Within hours of the storm's landfall, officials declared a state of emergency, prepared Black Hawk helicopters to run rescue missions and announced cash payouts for victims — $720 for each adult and $290 for each child who lost their home. Prime Minister John Howard indicated more aid was to come.

Queensland Premier Peter Beattie said 55 percent of homes in Innisfail had been damaged, though rescue teams had yet to get full access to the swamped region. All roads into the town remained blocked late Monday.

Innisfail Barrier Reef Motel owner Amanda Fitzpatrick echoed the mayor's damage assessment.

"We could only go out in the eye of the storm and have a look and it just looks like an atomic bomb has gone off," she told Australian Broadcasting Corp. radio.

Farmers were expected to be among the hardest hit. The region is a major growing region for bananas and sugar cane, and vast tracts of the crops were flattened.

"It looks like someone's gone in there with a slasher and slashed the top off everything," said Bill Horsford, a cane farmer. One lawmaker estimated lost revenues could run to $110 million.

The storm also barreled over a portion of Australia's Great Barrier Reef, damaging a narrow band of coral, said David Wachenfeld, director of science at the government body that cares for the reef.

The reef is more than 1,240 miles long, and the affected area is only about 30 miles across and far from the places where nearly 2 million tourists a year gaze in awe at the coral's vibrant colors and fish life, he said.

It would take 10 to 20 years for new coral to grow and replace the damaged area, he said.

The storm was the most powerful to hit Australia since Christmas Eve 1974, when Cyclone Tracy destroyed the northern city of Darwin, killing 65 people.

A man who answered the phone at an Innisfail evacuation center late Monday said it was too soon to estimate the number of people who lost their homes.

"We are trying to collate at the moment how many houses have been destroyed, how many people we have in shelters," he said. "There are just so many people and so much damage."

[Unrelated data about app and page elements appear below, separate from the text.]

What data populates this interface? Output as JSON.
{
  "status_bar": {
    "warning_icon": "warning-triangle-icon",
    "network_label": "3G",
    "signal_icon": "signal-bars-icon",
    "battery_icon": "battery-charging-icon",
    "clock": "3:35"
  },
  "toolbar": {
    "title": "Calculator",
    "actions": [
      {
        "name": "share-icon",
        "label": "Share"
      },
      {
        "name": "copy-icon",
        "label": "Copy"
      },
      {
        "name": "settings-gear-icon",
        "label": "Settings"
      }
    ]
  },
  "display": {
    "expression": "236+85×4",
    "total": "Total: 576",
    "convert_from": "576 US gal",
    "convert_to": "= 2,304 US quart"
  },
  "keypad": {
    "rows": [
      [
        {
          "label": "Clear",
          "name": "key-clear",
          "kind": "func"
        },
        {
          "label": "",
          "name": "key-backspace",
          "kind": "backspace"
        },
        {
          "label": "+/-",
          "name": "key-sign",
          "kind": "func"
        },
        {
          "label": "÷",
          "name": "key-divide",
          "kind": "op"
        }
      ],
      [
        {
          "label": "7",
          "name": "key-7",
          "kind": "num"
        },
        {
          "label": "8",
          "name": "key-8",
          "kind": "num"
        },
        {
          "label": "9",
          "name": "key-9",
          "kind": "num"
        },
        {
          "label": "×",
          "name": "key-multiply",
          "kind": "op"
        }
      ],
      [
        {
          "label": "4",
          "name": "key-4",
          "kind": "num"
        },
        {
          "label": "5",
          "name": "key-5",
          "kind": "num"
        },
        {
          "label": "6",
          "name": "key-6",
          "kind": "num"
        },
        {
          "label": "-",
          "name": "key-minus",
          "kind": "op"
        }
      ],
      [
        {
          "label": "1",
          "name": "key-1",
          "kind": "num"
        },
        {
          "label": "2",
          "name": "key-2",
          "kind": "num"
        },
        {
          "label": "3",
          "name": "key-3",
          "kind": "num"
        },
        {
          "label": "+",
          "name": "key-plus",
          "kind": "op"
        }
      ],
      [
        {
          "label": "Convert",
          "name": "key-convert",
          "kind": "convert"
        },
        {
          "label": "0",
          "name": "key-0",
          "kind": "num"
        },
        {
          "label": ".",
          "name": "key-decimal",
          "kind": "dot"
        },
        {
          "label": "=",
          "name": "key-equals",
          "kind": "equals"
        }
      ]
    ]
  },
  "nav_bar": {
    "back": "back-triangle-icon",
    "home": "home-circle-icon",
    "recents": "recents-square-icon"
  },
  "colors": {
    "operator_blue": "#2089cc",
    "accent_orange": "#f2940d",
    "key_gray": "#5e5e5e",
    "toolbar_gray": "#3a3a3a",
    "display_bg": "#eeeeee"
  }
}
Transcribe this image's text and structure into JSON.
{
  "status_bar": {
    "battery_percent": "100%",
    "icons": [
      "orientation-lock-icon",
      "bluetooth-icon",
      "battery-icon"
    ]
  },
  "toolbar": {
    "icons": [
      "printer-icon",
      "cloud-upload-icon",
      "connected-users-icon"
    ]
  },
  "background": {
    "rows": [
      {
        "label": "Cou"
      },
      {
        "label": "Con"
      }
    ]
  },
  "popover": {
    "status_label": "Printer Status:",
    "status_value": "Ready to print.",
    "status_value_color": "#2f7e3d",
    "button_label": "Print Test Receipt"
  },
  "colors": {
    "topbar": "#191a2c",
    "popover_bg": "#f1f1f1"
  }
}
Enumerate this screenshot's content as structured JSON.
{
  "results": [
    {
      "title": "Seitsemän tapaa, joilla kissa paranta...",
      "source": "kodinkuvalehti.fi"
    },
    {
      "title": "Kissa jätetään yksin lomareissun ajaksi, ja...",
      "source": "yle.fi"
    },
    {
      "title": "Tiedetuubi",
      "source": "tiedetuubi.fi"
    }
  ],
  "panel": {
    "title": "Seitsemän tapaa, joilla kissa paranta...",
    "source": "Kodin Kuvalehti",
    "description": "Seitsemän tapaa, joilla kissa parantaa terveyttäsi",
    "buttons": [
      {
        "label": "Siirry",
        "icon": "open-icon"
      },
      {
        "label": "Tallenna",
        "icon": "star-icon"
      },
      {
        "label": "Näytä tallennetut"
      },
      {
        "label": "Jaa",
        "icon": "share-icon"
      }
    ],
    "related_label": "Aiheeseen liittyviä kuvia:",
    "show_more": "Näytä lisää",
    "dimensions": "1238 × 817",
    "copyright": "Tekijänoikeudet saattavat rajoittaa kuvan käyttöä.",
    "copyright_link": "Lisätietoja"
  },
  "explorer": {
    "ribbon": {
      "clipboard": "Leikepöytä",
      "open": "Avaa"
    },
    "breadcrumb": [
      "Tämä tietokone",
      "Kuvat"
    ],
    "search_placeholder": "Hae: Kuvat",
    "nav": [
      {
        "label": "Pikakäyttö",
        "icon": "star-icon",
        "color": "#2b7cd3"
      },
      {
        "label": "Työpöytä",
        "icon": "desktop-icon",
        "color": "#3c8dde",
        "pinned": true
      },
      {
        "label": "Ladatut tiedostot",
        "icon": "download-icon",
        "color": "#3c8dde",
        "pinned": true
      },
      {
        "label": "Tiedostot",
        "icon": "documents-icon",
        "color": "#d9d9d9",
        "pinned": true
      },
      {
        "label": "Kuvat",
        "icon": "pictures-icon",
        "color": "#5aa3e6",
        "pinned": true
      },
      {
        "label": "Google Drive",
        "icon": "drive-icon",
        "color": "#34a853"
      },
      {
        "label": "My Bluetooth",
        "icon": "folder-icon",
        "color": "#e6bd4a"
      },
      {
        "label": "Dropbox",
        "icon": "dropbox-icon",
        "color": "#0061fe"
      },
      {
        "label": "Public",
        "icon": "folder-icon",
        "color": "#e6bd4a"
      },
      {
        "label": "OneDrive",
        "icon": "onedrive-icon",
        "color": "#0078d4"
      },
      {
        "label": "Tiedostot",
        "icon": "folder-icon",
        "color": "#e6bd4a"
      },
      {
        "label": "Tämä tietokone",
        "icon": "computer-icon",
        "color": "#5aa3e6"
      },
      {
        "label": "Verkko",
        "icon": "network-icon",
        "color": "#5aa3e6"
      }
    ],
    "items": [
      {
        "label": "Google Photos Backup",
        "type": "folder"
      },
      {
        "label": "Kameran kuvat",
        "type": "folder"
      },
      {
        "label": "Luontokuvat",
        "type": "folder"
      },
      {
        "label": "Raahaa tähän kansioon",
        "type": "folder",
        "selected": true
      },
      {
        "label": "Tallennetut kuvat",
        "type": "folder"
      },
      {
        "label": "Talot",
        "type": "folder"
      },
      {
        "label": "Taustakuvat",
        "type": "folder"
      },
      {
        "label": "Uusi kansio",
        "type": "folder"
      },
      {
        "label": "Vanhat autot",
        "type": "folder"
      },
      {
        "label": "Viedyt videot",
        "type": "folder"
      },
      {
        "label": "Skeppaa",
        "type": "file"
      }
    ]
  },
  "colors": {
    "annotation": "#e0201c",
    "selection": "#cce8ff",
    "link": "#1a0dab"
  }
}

Thank God no one was killed, I think we've been lucky there. It's going to take a long time for the area to get back on its feet though. Alot of the people in the area will be affected by the loss of the Banana and sugar crops as this is the main industry in the area, with about 95% of Australia's Banana's being grown there.


  • larry_645.jpg
    27.3 KB · Views: 385
  • larry1_166.jpg
    28.5 KB · Views: 446
  • larry2_175.jpg
    44.6 KB · Views: 634
  • larry3_317.jpg
    12.5 KB · Views: 412
Yeah, I saw that in the TV... Sorry to hear it. I have several friends in QSLD, hope they're all fine!


  • _41462808_satellite_ap416_117.jpg
    30.6 KB · Views: 951
Yes very lucky indeed, I think most were prepared and took appropriate action before it hit. I have family in the area, but they came through fine.
It was good to see that the Government didn't sit on its arse, but was ready and has put as many resourses into the area as it could.
Yeah. I heard it hit Category 5 Just before it made landfall. There's another Cyclone about as well, It will probably hit further down south (if at all).
Ironically, its what we need. Brisbane is in the middle of the worst drought in 100 years- Total Dam Levels are at 32% at the moment. A cyclone will dump all the water we need, especially seeing as its coming in from the north- where all the dams are.
Besides storms are cool, I've ridden my bike in a category 2...

Users who are viewing this thread